WORK INSTRUCTIONS> Whenever a line in the records below contains "icon", pick it out.

-------- MATERIAL TO PROCESS

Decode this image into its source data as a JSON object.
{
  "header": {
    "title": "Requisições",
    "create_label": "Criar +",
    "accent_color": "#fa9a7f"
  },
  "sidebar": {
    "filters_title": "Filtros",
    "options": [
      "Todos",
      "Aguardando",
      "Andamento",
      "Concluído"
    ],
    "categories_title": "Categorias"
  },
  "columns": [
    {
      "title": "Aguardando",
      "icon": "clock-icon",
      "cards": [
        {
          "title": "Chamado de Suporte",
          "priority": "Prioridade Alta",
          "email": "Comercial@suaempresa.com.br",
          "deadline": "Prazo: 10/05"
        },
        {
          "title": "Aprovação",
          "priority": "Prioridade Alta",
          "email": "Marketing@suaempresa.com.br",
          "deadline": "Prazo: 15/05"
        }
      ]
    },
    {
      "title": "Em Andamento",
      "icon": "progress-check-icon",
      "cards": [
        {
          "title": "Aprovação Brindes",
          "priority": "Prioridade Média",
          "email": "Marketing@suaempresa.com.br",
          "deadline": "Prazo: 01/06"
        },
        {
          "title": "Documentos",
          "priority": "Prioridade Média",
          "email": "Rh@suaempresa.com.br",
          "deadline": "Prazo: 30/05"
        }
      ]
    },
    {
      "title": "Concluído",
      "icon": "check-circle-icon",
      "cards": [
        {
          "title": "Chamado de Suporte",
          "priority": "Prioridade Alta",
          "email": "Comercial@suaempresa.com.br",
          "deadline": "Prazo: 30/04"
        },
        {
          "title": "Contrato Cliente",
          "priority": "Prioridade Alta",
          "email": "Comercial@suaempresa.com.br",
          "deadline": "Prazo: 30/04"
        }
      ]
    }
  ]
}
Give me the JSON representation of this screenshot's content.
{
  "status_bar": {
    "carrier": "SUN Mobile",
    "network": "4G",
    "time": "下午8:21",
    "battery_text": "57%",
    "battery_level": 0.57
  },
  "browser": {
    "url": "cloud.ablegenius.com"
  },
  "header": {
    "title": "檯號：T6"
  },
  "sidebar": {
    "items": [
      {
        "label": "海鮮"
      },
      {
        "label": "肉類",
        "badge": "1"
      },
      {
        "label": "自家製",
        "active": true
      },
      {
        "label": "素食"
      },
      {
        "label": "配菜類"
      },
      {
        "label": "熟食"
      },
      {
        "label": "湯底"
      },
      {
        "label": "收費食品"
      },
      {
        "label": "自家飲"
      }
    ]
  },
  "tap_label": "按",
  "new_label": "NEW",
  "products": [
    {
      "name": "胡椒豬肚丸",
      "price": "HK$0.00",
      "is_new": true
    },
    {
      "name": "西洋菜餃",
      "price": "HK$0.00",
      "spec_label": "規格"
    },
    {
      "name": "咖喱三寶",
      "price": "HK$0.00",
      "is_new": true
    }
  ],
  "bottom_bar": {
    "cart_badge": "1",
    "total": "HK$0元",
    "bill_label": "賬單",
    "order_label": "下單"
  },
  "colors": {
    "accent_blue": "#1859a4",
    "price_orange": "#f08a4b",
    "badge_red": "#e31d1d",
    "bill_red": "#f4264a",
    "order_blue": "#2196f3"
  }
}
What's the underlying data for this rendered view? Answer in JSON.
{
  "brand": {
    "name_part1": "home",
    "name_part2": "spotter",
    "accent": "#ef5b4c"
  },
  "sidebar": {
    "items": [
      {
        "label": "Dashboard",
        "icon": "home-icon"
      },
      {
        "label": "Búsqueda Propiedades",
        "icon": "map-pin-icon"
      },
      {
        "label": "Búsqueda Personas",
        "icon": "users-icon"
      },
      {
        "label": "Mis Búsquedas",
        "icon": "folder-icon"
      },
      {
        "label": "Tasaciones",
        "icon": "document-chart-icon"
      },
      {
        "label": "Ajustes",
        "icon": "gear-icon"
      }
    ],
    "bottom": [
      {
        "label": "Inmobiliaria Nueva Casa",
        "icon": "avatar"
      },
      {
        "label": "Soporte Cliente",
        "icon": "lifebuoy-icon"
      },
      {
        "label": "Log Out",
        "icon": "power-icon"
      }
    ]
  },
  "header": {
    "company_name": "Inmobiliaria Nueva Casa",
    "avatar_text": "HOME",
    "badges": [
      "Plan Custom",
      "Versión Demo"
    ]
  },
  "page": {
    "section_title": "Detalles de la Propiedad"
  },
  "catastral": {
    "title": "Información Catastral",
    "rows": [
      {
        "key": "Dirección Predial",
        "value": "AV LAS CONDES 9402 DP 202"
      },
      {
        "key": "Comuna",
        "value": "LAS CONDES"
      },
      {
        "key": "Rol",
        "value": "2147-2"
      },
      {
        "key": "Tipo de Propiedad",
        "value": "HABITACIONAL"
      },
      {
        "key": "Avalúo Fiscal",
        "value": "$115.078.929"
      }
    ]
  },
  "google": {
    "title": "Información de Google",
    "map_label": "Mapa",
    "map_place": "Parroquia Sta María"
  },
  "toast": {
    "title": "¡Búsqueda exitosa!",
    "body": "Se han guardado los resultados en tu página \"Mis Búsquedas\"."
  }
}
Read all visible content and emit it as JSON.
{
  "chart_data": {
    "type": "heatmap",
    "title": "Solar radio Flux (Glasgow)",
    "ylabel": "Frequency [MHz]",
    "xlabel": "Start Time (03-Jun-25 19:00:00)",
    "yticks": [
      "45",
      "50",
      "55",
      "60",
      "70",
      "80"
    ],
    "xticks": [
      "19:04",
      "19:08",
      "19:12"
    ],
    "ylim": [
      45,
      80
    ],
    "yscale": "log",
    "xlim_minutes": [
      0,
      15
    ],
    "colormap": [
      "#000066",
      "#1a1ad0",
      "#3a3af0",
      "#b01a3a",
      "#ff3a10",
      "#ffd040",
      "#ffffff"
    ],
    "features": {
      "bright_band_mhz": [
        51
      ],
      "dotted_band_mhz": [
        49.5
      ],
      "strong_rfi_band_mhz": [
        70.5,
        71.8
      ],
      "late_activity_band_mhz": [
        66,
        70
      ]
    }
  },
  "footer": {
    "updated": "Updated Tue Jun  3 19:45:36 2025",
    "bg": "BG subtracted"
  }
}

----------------

FINAL ANSWER>
      "icon": "clock-icon",
      "icon": "progress-check-icon",
      "icon": "check-circle-icon",
        "icon": "home-icon"
        "icon": "map-pin-icon"
        "icon": "users-icon"
        "icon": "folder-icon"
        "icon": "document-chart-icon"
        "icon": "gear-icon"
        "icon": "avatar"
        "icon": "lifebuoy-icon"
        "icon": "power-icon"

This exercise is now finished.